(Corrects exchange rate in paragraph 3 of March 27 story)
* Central bank pledge to act fails to materialise
* Bank governor: dollar's rise "artificial", due to speculation
* Demand for foreign currency remains high in Syria
By Suleiman Al-Khalidi
AMMAN, March 27 (Reuters) - A pledge by Syria's central bank on Sunday to take action to support the pound is already looking hollow, raising speculation the authorities may no longer be willing to burn up reserves defending the currency.
The pound has plunged by nearly a quarter this month against the dollar since rebels seized vast areas of the oil-rich northeast region, prompting more Syrians, fearful of the economic outlook, to convert pounds into foreign currency.
The pound, which is only traded in Syria and neighbouring Jordan and Lebanon and mostly on the black market, hit a record low of 126 to the dollar last Wednesday on the black market and has stayed close to that level this week, local financial sources said on Wednesday.
Central bank Governor Adeeb Mayaleh, in an interview on Sunday, blamed the pound's fall in the black market on speculators, whom he compared to insurgents waging a war against his sanctions-hit country. He vowed to take action to support the currency.
"People once they get a bit more afraid rush to change their pounds into foreign currency. There is no economic factor at play, it's just psychological.

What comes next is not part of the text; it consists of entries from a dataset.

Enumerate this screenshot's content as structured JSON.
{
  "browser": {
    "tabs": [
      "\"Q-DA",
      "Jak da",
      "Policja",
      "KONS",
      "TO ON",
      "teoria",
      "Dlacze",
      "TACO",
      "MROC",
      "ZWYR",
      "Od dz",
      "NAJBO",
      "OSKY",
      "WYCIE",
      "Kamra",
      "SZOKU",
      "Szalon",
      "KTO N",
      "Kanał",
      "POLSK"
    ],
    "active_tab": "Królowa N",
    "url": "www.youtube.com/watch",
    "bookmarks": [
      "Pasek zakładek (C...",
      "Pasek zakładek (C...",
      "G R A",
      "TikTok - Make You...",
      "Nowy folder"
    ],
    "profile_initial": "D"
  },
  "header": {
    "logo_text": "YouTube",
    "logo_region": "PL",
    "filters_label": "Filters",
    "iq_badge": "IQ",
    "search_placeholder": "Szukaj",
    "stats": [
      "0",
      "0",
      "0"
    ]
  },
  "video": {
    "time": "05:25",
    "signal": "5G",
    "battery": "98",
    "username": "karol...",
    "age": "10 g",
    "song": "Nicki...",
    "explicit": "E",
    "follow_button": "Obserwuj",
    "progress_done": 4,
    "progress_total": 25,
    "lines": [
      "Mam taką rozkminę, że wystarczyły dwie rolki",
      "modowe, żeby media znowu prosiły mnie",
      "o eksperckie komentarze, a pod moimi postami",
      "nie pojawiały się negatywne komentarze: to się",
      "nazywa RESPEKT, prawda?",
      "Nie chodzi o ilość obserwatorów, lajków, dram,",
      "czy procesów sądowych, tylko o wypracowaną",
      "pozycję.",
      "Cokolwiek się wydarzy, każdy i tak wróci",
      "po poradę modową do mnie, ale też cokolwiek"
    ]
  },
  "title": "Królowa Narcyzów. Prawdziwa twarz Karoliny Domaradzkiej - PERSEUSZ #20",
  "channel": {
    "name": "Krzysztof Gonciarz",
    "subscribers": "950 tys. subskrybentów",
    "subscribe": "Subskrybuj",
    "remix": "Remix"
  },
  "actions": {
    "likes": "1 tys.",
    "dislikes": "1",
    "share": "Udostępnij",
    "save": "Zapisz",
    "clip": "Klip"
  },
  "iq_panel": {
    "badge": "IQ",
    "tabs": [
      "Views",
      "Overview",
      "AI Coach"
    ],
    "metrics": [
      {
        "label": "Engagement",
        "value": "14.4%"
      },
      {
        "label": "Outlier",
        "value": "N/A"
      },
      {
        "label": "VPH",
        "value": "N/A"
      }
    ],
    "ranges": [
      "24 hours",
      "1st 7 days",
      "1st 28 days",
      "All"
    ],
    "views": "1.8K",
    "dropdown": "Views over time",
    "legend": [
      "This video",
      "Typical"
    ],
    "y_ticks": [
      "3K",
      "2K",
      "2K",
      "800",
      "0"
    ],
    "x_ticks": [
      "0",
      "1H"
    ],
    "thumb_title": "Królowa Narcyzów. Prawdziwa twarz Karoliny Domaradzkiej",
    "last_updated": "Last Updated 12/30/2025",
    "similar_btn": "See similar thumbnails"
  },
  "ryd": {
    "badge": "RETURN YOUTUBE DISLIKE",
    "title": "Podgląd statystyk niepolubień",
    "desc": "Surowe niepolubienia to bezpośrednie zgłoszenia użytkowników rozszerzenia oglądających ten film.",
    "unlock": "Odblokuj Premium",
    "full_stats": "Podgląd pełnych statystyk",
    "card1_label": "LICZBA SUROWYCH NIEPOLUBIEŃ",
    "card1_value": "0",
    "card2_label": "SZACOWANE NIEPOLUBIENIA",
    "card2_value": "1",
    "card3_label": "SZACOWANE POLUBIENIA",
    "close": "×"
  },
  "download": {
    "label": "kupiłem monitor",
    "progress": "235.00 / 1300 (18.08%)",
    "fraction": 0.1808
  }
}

There are many measures we will take to help the pound recover," Mayaleh said in the interview on state television.
He did not elaborate on what those measures might be and the absence of any action this week to halt the pound's slide has sparked rumours that the central bank is now prepared to let the currency fall.
Defending it would mean burning up more foreign currency reserves, which have been depleted by a slump in tourism and oil revenues and by previous efforts to prop up the currency.
Syria's foreign reserves were estimated by officials and independent economists at $17 billion before the uprising against President Bashar al-Assad's rule began two years ago. Some bankers estimate they are now as low as $4 billion.
On Tuesday Mayaleh met licensed exchange dealers and financial institutions, but there was no public announcement after the meeting, adding to market speculation that action was not imminent.
"After Mayaleh's first appearance in months and his outward confidence, people were expecting strong intervention but this has not materialised, worsening the pound's plight," a dealer at one of the 30 leading licensed exchange houses in Damascus said by telephone.
After being relatively stable for months, the pound has fallen sharply since rebels seized the provincial city of Riqqa in eastern Syria on March 4, giving them control of much of the northeast region, home to all of the country's oil production and most of its grain output.
Several currency dealers in Damascus contacted by telephone said the pound was trading between 115 and 120 to the dollar on Wednesday on the black market, while the official rate was 97 to the dollar. Exchange dealers in Jordan and Lebanon use rates close to black market rates in Syria.
Paradoxically, dollars finding their way into rebel-held areas of Syria is preventing a faster fall in the pound.
LOCAL CURRENCY BONDS
Civil war now rages in most of Syria's provinces and the United Nations says 70,000 people have been killed. Bankers and dealers said the pound has lost more than half of its value since the uprising began in 2011, when the currency stood at 47 pounds to the dollar.
The central bank's decision in January last year to allow private banks and exchange dealers to sell dollars at rates closer to black market prices was no longer stabilising the market, with few banks or exchange dealers now willing to sell scarce foreign currency.
Syrians worried about the growing violence and the shrinking value of their local currency savings, and pessimistic about a political breakthrough, have hoarded more dollars in recent weeks, exchange dealers say.
Mayaleh said on Sunday that the monetary authorities were planning soon to offer local currency bonds at high interest rates beyond the current 10 percent. Bankers, however, said that such bonds would not be attractive at a time of deep uncertainty about the future.
"We want to compensate people for the losses of the gradual fall in the pound since the crisis. The high interest rates on such certificates will cushion people's purchasing power," Mayalah said.
If the authorities have resigned themselves to a sustained fall in the currency, as bankers believe, that will add pressure on Damascus's already dwindling financial resources and its ability to continue to withstand sanctions imposed by Western countries.
It would also aggravate the hardship of the Syrian people by boosting inflation, which is now officially running at around 40 percent but probably is much higher, independent economists say.
Last year, the authorities injected at least five to 10 million dollars daily to help shore up the currency.
"With the crisis deepening, few bankers expect the central bank to put a strong defence despite all the talk on how important the pound's strength is to the economy," said a banker at the Damascus subsidiary of a foreign bank.
Bankers now believe the central bank is more concerned with conserving its increasingly scarce foreign reserves - whose low levels have already forced Damascus to barter deals with Iran, Ukraine and Iraq to secure basic commodities - than with protecting the currency.
"The impact two years of conflict are now clearly visible in the way the pound is being more and more left to its own devices. We are bracing for a period of wider fluctuations than stability," the banker said. (Editing by Susan Fenton)